Lab-based testing can be difficult when the lab is far from the clinic or when the sample types needed (e.g. Vacutainer whole blood or plasma) are not feasible, either because they cannot be processed on site or because there is no transport efficient enough to get the sample to the lab in time for processing.
One way in which this has been overcome is to use dried blood spots (DBS), which can be used for serological and virological testing and are stable for a few weeks at ambient temperature once dried. They are also affordable, easy to transport, and may be prepared from capillary whole blood.
What similarities exist between HIV diagnostic tests and the test we’re looking for with the Longitude Prize?
All the criteria for the Longitude Prize reflect the type of tests we need in resource limited settings. In fact, more and more we are seeing that innovative tests and solutions to meet the needs of developing countries will also be useful in high income countries, including issues of affordability while retaining quality and accuracy.
On the connectivity need, although not widely implemented, it is clear that this is an important advantage for POC tests so that they can be linked to lab information management systems (LIMS) for monitoring. This includes quality assessment, patient results (especially useful when people move between clinics, often the case with chronic diseases), epidemiological surveillance and stock management.
What key message do you want to relay to people on World AIDS Day today?
Undetectable! If your viral load is undetectable, your treatment is working.

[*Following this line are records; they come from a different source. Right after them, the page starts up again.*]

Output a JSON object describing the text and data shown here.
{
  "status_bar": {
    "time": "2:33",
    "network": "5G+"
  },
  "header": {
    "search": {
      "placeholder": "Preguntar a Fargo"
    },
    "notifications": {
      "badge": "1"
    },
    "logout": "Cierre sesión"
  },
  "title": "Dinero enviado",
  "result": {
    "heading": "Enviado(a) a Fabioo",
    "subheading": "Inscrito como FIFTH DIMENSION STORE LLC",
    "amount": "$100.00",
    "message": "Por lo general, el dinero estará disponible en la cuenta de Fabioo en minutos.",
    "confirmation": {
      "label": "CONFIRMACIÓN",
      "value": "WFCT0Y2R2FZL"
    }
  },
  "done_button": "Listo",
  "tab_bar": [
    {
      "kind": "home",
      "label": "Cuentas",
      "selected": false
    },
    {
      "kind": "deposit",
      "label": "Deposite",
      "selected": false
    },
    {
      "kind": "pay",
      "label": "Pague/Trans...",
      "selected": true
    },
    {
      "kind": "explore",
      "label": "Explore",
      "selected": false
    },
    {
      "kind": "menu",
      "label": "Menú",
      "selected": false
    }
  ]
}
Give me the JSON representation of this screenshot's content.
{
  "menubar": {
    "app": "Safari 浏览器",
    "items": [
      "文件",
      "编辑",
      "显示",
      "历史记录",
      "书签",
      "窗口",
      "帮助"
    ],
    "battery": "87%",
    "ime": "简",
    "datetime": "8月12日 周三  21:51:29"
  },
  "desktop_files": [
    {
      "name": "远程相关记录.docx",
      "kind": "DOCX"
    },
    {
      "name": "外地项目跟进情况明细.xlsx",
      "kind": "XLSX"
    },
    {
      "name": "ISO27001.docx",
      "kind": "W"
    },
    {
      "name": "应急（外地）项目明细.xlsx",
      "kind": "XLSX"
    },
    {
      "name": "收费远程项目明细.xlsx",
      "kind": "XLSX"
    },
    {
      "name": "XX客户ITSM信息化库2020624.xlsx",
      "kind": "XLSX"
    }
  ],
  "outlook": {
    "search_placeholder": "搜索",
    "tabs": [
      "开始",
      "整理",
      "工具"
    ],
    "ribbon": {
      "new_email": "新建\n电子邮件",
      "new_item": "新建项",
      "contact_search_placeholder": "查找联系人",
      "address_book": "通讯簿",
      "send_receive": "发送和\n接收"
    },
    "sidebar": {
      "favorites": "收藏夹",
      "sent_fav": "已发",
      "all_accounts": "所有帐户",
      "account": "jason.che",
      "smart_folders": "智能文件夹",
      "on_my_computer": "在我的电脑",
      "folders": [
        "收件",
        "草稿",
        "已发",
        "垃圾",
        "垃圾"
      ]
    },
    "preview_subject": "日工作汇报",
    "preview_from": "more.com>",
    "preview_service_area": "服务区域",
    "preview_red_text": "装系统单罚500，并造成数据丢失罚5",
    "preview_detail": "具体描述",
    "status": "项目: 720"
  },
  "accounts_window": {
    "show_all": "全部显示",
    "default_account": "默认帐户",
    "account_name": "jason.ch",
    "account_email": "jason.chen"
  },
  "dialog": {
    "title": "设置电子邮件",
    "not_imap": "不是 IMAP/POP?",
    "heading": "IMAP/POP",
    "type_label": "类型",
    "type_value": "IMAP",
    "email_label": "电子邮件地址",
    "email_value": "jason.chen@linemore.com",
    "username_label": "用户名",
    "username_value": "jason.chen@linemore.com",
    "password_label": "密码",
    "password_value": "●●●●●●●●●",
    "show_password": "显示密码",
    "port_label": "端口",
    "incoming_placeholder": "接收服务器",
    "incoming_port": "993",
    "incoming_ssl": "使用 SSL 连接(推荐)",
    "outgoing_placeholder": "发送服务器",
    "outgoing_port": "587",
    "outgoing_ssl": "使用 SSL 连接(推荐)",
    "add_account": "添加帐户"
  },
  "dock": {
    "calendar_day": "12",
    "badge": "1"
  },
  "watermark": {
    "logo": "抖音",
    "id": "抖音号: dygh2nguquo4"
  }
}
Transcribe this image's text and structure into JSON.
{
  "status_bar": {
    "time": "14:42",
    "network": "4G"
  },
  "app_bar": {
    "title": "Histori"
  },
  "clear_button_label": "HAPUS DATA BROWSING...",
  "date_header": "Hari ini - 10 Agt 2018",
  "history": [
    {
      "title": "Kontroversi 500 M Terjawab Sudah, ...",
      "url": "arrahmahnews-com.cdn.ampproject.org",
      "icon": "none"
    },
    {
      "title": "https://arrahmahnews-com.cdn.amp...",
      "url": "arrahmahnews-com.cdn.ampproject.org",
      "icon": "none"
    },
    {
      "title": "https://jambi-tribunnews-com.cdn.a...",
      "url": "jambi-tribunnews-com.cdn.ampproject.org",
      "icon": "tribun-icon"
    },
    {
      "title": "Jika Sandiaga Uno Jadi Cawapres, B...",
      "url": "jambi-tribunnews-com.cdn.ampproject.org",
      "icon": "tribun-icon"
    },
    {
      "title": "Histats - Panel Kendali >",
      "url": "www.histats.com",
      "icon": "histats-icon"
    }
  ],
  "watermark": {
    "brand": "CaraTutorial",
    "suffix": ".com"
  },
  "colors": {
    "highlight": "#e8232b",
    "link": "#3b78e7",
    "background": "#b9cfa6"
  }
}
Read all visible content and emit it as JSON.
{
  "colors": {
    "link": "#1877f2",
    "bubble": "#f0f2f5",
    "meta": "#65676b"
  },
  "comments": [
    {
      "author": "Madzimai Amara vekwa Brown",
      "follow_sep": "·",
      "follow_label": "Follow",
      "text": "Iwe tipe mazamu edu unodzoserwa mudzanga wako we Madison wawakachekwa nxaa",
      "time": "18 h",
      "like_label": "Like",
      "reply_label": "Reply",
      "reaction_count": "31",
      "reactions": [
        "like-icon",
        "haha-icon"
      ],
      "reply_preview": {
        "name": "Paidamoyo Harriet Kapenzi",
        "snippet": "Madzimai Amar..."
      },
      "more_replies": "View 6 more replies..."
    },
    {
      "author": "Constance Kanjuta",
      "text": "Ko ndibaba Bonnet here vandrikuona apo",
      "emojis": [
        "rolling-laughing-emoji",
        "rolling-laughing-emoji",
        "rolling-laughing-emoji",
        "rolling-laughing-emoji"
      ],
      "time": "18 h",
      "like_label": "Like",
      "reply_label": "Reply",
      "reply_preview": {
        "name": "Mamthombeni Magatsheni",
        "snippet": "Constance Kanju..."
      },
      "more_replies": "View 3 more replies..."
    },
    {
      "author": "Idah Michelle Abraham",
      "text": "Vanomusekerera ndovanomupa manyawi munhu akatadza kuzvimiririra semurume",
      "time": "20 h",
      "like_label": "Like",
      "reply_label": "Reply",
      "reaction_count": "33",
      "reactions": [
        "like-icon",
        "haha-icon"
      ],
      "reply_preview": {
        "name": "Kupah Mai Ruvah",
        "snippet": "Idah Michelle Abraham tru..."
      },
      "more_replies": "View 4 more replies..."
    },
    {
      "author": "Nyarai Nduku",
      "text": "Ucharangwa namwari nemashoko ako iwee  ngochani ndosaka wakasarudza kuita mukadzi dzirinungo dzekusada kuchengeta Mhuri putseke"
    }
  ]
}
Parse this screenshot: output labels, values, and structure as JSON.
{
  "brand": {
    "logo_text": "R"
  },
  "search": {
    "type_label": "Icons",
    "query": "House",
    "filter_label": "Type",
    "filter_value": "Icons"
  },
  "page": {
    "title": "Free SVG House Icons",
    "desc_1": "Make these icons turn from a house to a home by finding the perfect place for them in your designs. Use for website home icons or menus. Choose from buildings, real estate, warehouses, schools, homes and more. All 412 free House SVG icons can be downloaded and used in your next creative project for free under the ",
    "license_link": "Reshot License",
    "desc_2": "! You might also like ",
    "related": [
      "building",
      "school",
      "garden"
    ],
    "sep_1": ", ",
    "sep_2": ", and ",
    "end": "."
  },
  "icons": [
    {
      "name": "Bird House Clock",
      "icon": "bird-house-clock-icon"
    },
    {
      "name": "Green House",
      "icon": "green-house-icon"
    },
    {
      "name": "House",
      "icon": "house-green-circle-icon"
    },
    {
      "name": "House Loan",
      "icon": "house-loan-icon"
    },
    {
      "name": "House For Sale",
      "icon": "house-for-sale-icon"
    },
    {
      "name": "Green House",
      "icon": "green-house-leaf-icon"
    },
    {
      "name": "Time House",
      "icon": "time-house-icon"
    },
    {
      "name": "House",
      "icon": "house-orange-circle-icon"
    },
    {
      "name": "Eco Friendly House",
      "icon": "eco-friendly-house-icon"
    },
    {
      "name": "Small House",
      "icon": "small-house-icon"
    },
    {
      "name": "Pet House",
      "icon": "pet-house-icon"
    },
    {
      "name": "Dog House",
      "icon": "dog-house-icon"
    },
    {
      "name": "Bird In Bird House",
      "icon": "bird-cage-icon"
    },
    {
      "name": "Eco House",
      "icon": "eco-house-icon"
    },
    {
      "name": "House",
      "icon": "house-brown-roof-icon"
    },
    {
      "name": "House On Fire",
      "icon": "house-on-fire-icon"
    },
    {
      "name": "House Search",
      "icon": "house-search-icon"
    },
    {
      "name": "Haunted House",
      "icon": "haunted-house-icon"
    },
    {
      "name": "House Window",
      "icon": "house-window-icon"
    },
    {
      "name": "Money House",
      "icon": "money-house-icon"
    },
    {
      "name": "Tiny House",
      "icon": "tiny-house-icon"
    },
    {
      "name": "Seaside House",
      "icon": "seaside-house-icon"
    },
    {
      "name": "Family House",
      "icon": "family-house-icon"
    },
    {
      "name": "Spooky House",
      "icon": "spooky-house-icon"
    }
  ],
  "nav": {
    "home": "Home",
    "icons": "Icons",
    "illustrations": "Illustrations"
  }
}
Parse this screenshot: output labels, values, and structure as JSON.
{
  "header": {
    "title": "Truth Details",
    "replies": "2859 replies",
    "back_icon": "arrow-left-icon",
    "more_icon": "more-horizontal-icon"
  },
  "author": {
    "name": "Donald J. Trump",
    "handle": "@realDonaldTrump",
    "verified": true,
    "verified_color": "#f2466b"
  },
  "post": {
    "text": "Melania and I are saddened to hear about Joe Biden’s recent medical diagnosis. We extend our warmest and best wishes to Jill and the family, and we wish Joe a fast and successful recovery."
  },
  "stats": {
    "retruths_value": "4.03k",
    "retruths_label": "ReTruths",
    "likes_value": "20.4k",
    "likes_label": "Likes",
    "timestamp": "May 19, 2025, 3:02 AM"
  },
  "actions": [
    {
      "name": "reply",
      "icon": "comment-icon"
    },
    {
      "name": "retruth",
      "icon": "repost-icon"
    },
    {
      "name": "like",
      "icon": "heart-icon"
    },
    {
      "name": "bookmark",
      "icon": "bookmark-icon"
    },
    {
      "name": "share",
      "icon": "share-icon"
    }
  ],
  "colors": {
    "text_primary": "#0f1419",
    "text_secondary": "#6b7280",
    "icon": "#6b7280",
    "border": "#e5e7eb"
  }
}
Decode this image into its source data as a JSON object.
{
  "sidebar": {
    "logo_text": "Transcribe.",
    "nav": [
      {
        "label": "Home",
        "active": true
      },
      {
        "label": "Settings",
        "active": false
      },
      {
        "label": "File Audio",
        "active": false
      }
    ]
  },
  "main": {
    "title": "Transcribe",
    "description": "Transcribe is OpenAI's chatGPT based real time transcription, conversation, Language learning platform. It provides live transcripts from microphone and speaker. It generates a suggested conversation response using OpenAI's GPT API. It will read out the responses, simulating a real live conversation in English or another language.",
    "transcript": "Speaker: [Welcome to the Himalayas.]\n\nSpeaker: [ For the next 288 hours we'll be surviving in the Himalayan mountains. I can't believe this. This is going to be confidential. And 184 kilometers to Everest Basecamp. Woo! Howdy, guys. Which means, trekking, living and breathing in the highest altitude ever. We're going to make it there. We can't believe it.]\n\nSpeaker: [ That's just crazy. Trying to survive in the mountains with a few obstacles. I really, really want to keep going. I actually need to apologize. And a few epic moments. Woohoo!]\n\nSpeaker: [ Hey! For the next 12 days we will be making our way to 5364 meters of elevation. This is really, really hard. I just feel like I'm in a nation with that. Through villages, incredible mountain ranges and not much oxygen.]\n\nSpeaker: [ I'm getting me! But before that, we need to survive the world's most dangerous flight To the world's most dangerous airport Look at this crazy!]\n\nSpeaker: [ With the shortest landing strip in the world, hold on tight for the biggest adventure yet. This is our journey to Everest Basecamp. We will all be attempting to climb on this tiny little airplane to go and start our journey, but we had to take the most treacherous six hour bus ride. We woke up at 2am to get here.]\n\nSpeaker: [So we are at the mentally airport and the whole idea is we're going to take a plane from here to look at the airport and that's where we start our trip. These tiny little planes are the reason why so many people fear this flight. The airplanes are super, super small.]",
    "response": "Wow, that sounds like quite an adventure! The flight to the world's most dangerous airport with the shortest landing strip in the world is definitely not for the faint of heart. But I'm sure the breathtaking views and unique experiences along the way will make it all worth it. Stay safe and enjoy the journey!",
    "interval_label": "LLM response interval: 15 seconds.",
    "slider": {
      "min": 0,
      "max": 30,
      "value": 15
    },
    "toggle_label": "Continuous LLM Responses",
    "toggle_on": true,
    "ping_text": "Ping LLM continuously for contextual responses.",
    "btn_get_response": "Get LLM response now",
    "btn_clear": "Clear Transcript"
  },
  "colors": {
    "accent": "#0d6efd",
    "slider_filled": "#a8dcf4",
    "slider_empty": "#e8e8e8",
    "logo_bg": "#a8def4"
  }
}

The ultimate goal of ART is that all people are able to safely, conveniently and frequently test for HIV; that those who are HIV infected are able to access lifelong therapy; and that treatment be switched when there is resistance. Since the development of combination ART, HIV/AIDS is no longer a death sentence. 18 million people living with HIV in the resource-limited world are receiving treatment. However, with 1.1 million HIV-related deaths, and 2.1 million new infections in 2015, the end of AIDS is not in sight.
Image credit: Greg Lomas/MSF